### [DATA UNDER STUDY]
____________

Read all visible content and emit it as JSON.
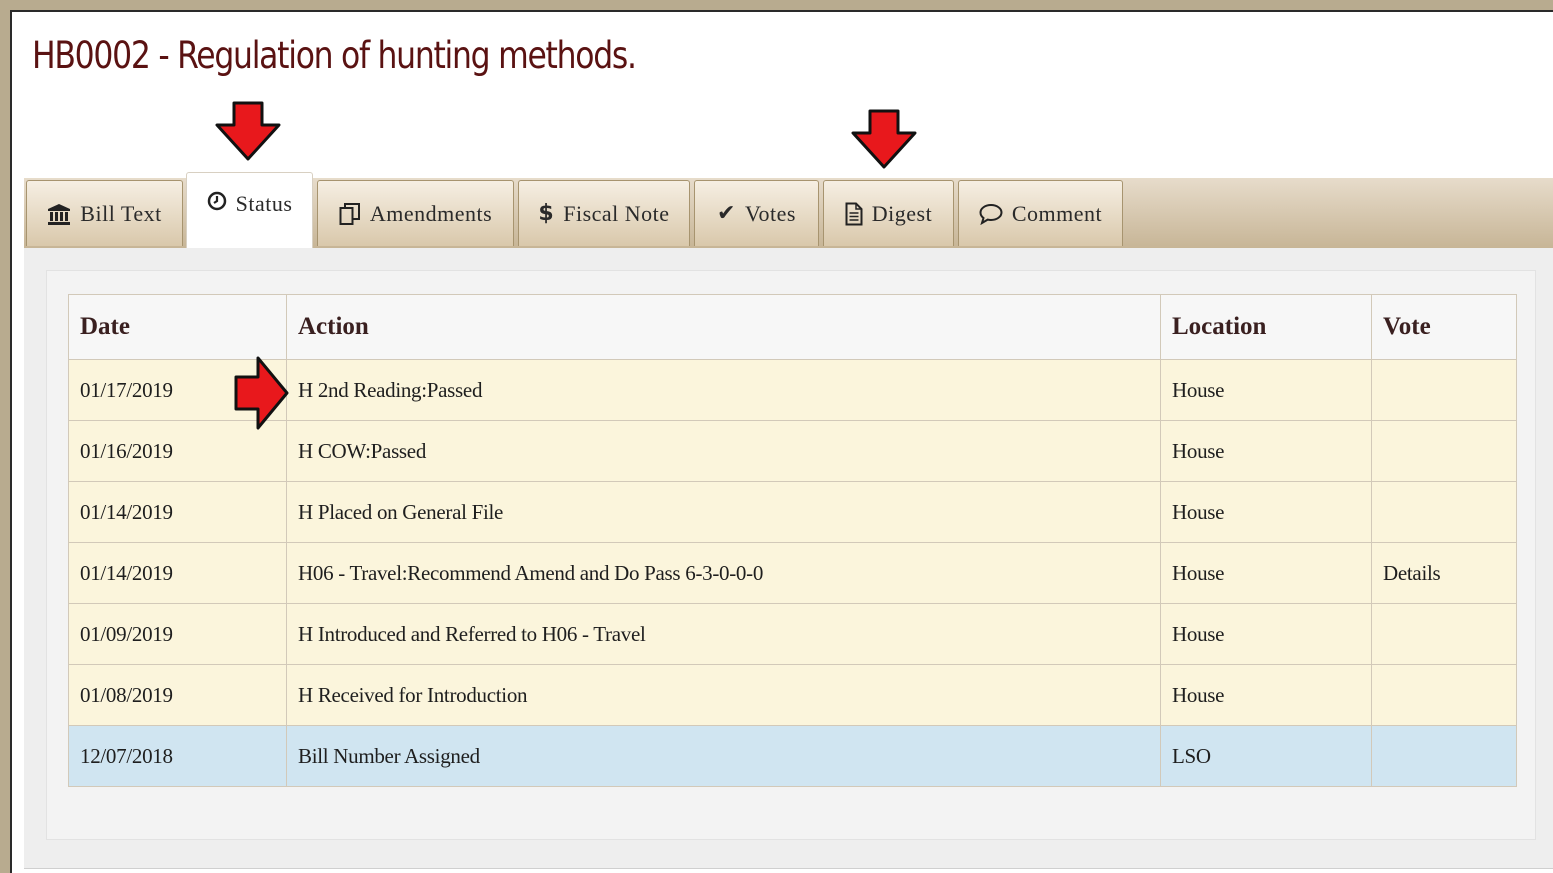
{
  "page_title": "HB0002 - Regulation of hunting methods.",
  "tabs": [
    {
      "label": "Bill Text",
      "icon": "bank-icon"
    },
    {
      "label": "Status",
      "icon": "clock-icon",
      "active": true
    },
    {
      "label": "Amendments",
      "icon": "copy-icon"
    },
    {
      "label": "Fiscal Note",
      "icon": "dollar-icon"
    },
    {
      "label": "Votes",
      "icon": "check-icon"
    },
    {
      "label": "Digest",
      "icon": "document-icon"
    },
    {
      "label": "Comment",
      "icon": "speech-bubble-icon"
    }
  ],
  "status_table": {
    "headers": {
      "date": "Date",
      "action": "Action",
      "location": "Location",
      "vote": "Vote"
    },
    "rows": [
      {
        "date": "01/17/2019",
        "action": "H 2nd Reading:Passed",
        "location": "House",
        "vote": ""
      },
      {
        "date": "01/16/2019",
        "action": "H COW:Passed",
        "location": "House",
        "vote": ""
      },
      {
        "date": "01/14/2019",
        "action": "H Placed on General File",
        "location": "House",
        "vote": ""
      },
      {
        "date": "01/14/2019",
        "action": "H06 - Travel:Recommend Amend and Do Pass 6-3-0-0-0",
        "location": "House",
        "vote": "Details"
      },
      {
        "date": "01/09/2019",
        "action": "H Introduced and Referred to H06 - Travel",
        "location": "House",
        "vote": ""
      },
      {
        "date": "01/08/2019",
        "action": "H Received for Introduction",
        "location": "House",
        "vote": ""
      },
      {
        "date": "12/07/2018",
        "action": "Bill Number Assigned",
        "location": "LSO",
        "vote": ""
      }
    ]
  },
  "annotation_color": "#e8181c",
  "colors": {
    "title": "#5a1212",
    "row_background": "#fbf5dc",
    "row_highlight": "#d0e5f1"
  }
}
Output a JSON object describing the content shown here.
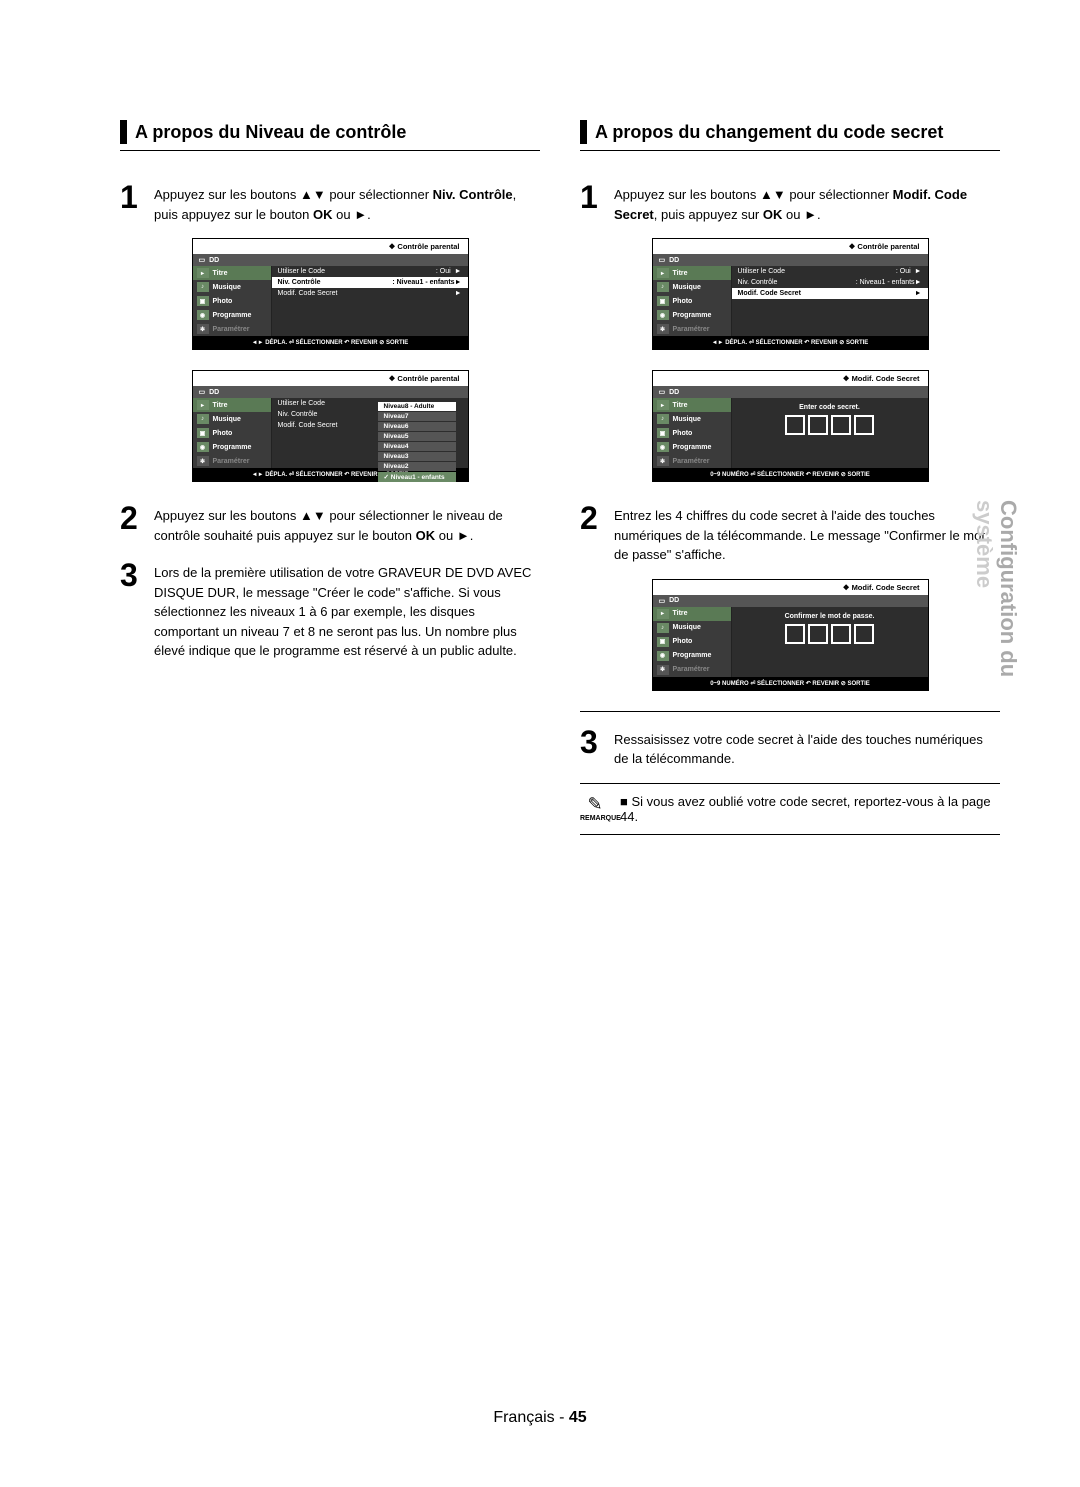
{
  "left": {
    "heading": "A propos du Niveau de contrôle",
    "step1": {
      "pre": "Appuyez sur les boutons ",
      "arrows": "▲▼",
      "mid": " pour sélectionner ",
      "bold1": "Niv. Contrôle",
      "mid2": ", puis appuyez sur le bouton ",
      "bold2": "OK",
      "mid3": " ou ",
      "arrow2": "►",
      "end": "."
    },
    "step2": {
      "pre": "Appuyez sur les boutons ",
      "arrows": "▲▼",
      "mid": " pour sélectionner le niveau de contrôle souhaité puis appuyez sur le bouton ",
      "bold": "OK",
      "mid2": " ou ",
      "arrow": "►",
      "end": "."
    },
    "step3": "Lors de la première utilisation de votre GRAVEUR DE DVD AVEC DISQUE DUR, le message \"Créer le code\" s'affiche. Si vous sélectionnez les niveaux 1 à 6 par exemple, les disques comportant un niveau 7 et 8 ne seront pas lus. Un nombre plus élevé indique que le programme est réservé à un public adulte."
  },
  "right": {
    "heading": "A propos du changement du code secret",
    "step1": {
      "pre": "Appuyez sur les boutons ",
      "arrows": "▲▼",
      "mid": " pour sélectionner ",
      "bold1": "Modif. Code Secret",
      "mid2": ", puis appuyez sur ",
      "bold2": "OK",
      "mid3": " ou ",
      "arrow2": "►",
      "end": "."
    },
    "step2": "Entrez les 4 chiffres du code secret à l'aide des touches numériques de la télécommande. Le message \"Confirmer le mot de passe\" s'affiche.",
    "step3": "Ressaisissez votre code secret à l'aide des touches numériques de la télécommande.",
    "note": "Si vous avez oublié votre code secret, reportez-vous à la page 44.",
    "note_label": "REMARQUE"
  },
  "osd": {
    "title_parental": "Contrôle parental",
    "title_modif": "Modif. Code Secret",
    "dd": "DD",
    "side": {
      "titre": "Titre",
      "musique": "Musique",
      "photo": "Photo",
      "programme": "Programme",
      "parametrer": "Paramétrer"
    },
    "main": {
      "use_code": "Utiliser le Code",
      "oui": ": Oui",
      "niv": "Niv. Contrôle",
      "niv_val": ": Niveau1 - enfants",
      "modif": "Modif. Code Secret"
    },
    "levels": [
      "Niveau8 - Adulte",
      "Niveau7",
      "Niveau6",
      "Niveau5",
      "Niveau4",
      "Niveau3",
      "Niveau2",
      "Niveau1 - enfants"
    ],
    "enter": "Enter code secret.",
    "confirm": "Confirmer le mot de passe.",
    "foot_move": "◄► DÉPLA.   ⏎ SÉLECTIONNER   ↶ REVENIR   ⊘ SORTIE",
    "foot_num": "0~9 NUMÉRO   ⏎ SÉLECTIONNER   ↶ REVENIR   ⊘ SORTIE"
  },
  "side_tab": {
    "l1": "Configuration du",
    "l2": "système"
  },
  "footer": {
    "lang": "Français",
    "dash": " - ",
    "page": "45"
  }
}
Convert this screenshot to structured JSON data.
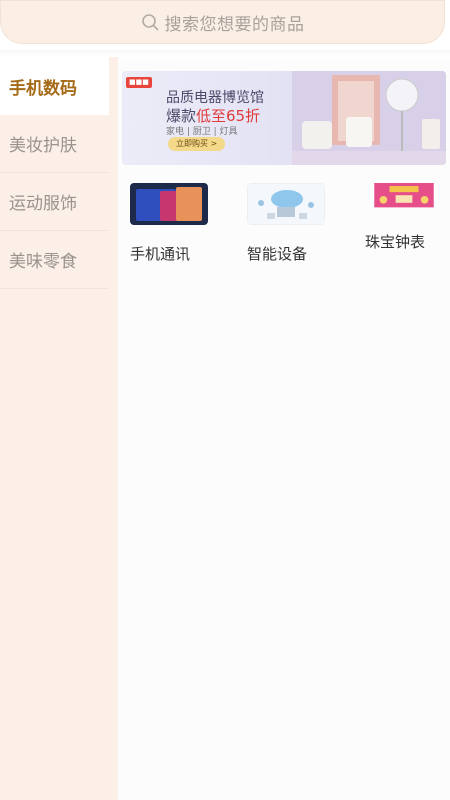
{
  "search": {
    "placeholder": "搜索您想要的商品"
  },
  "sidebar": {
    "items": [
      {
        "label": "手机数码",
        "active": true
      },
      {
        "label": "美妆护肤",
        "active": false
      },
      {
        "label": "运动服饰",
        "active": false
      },
      {
        "label": "美味零食",
        "active": false
      }
    ]
  },
  "banner": {
    "title": "品质电器博览馆",
    "sub_prefix": "爆款",
    "sub_highlight": "低至65折",
    "categories": "家电 | 厨卫 | 灯具",
    "button": "立即购买 >"
  },
  "categories": [
    {
      "label": "手机通讯",
      "icon": "phone-image"
    },
    {
      "label": "智能设备",
      "icon": "smart-device-image"
    },
    {
      "label": "珠宝钟表",
      "icon": "jewelry-image"
    }
  ],
  "colors": {
    "accent": "#a56a17",
    "sidebar_bg": "#fbefe7",
    "search_bg": "#fbeee4"
  }
}
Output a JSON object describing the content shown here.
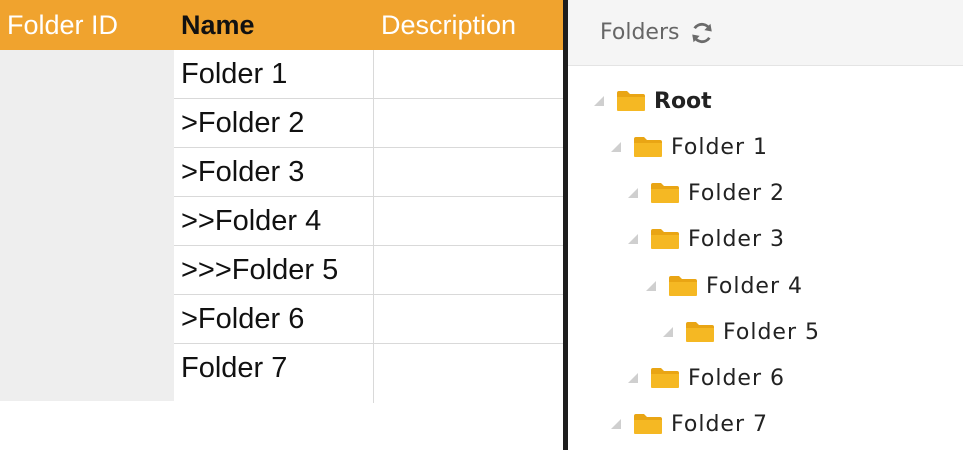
{
  "sheet": {
    "headers": {
      "folder_id": "Folder ID",
      "name": "Name",
      "description": "Description"
    },
    "rows": [
      {
        "name": ">Folder 1",
        "display": "Folder 1",
        "description": ""
      },
      {
        "display": ">Folder 2",
        "description": ""
      },
      {
        "display": ">Folder 3",
        "description": ""
      },
      {
        "display": ">>Folder 4",
        "description": ""
      },
      {
        "display": ">>>Folder 5",
        "description": ""
      },
      {
        "display": ">Folder 6",
        "description": ""
      },
      {
        "display": "Folder 7",
        "description": ""
      }
    ],
    "colors": {
      "header_bg": "#f0a32e",
      "id_col_bg": "#eeeeee"
    }
  },
  "tree_panel": {
    "title": "Folders",
    "refresh_icon": "refresh-icon",
    "nodes": [
      {
        "label": "Root",
        "depth": 0,
        "expanded": true
      },
      {
        "label": "Folder 1",
        "depth": 1,
        "expanded": true
      },
      {
        "label": "Folder 2",
        "depth": 2,
        "expanded": true
      },
      {
        "label": "Folder 3",
        "depth": 2,
        "expanded": true
      },
      {
        "label": "Folder 4",
        "depth": 3,
        "expanded": true
      },
      {
        "label": "Folder 5",
        "depth": 4,
        "expanded": true
      },
      {
        "label": "Folder 6",
        "depth": 2,
        "expanded": true
      },
      {
        "label": "Folder 7",
        "depth": 1,
        "expanded": true
      }
    ],
    "colors": {
      "folder": "#f5b823",
      "folder_dark": "#e9a514"
    }
  }
}
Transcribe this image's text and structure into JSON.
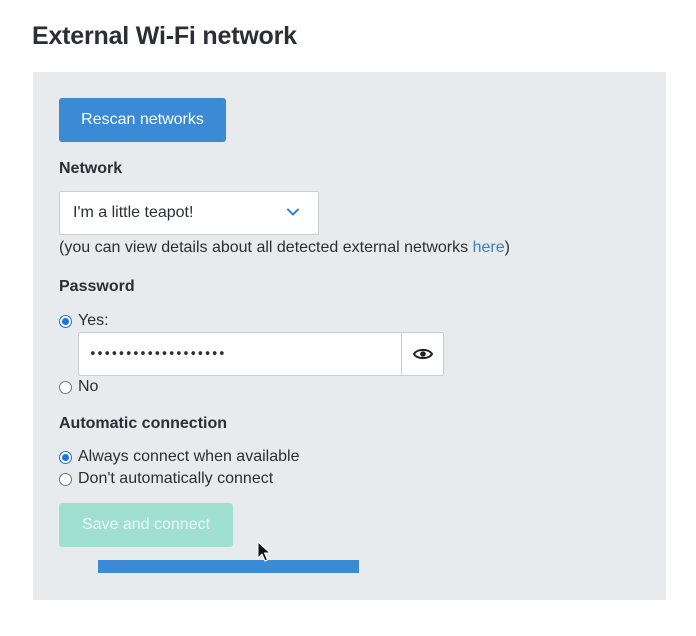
{
  "page": {
    "title": "External Wi-Fi network"
  },
  "actions": {
    "rescan_label": "Rescan networks",
    "save_label": "Save and connect"
  },
  "network": {
    "label": "Network",
    "selected": "I'm a little teapot!",
    "hint_before": "(you can view details about all detected external networks ",
    "hint_link": "here",
    "hint_after": ")"
  },
  "password": {
    "label": "Password",
    "yes_label": "Yes:",
    "no_label": "No",
    "value": "•••••••••••••••••••",
    "yes_checked": true
  },
  "auto_connect": {
    "label": "Automatic connection",
    "always_label": "Always connect when available",
    "never_label": "Don't automatically connect",
    "always_checked": true
  },
  "icons": {
    "select_chevron": "chevron-down-icon",
    "password_toggle": "eye-icon",
    "pointer": "mouse-cursor-icon"
  },
  "colors": {
    "primary": "#3b8ad5",
    "disabled_button": "#9fe0d1",
    "panel": "#e8ebee",
    "link": "#3b7fc4"
  }
}
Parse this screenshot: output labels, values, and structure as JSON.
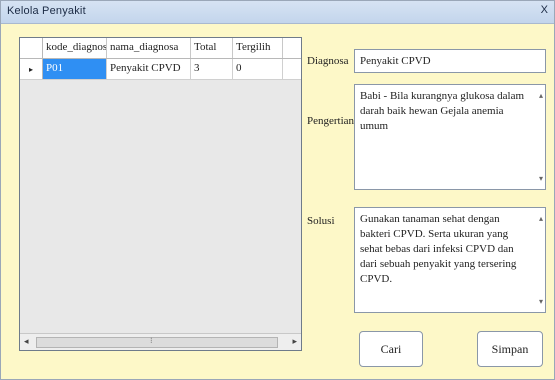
{
  "window": {
    "title": "Kelola Penyakit",
    "close_label": "X"
  },
  "grid": {
    "columns": [
      "kode_diagnosa",
      "nama_diagnosa",
      "Total",
      "Tergilih"
    ],
    "rows": [
      {
        "indicator": "▸",
        "kode": "P01",
        "nama": "Penyakit CPVD",
        "total": "3",
        "tergilih": "0"
      }
    ]
  },
  "form": {
    "diagnosa_label": "Diagnosa",
    "diagnosa_value": "Penyakit CPVD",
    "pengertian_label": "Pengertian",
    "pengertian_value": "Babi - Bila kurangnya glukosa dalam darah baik hewan Gejala anemia umum",
    "solusi_label": "Solusi",
    "solusi_value": "Gunakan tanaman sehat dengan bakteri CPVD. Serta ukuran yang sehat bebas dari infeksi CPVD dan dari sebuah penyakit yang tersering CPVD."
  },
  "buttons": {
    "cari": "Cari",
    "simpan": "Simpan"
  }
}
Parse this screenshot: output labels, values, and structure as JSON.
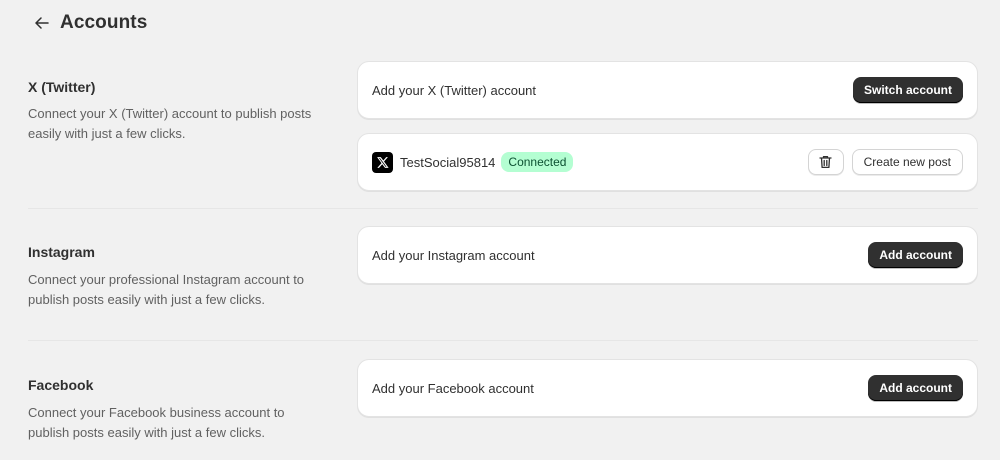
{
  "header": {
    "back_icon": "arrow-left-icon",
    "title": "Accounts"
  },
  "sections": {
    "twitter": {
      "title": "X (Twitter)",
      "description": "Connect your X (Twitter) account to publish posts easily with just a few clicks.",
      "card_text": "Add your X (Twitter) account",
      "button_label": "Switch account",
      "connected_account": {
        "logo_icon": "x-logo-icon",
        "username": "TestSocial95814",
        "status": "Connected",
        "delete_icon": "trash-icon",
        "create_post_label": "Create new post"
      }
    },
    "instagram": {
      "title": "Instagram",
      "description": "Connect your professional Instagram account to publish posts easily with just a few clicks.",
      "card_text": "Add your Instagram account",
      "button_label": "Add account"
    },
    "facebook": {
      "title": "Facebook",
      "description": "Connect your Facebook business account to publish posts easily with just a few clicks.",
      "card_text": "Add your Facebook account",
      "button_label": "Add account"
    }
  },
  "colors": {
    "background": "#f1f1f1",
    "card": "#ffffff",
    "primary_button": "#303030",
    "connected_badge_bg": "#b4fed2",
    "connected_badge_text": "#0c5132"
  }
}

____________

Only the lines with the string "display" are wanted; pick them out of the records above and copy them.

        "display": "Folder 1",
        "display": ">Folder 2",
        "display": ">Folder 3",
        "display": ">>Folder 4",
        "display": ">>>Folder 5",
        "display": ">Folder 6",
        "display": "Folder 7",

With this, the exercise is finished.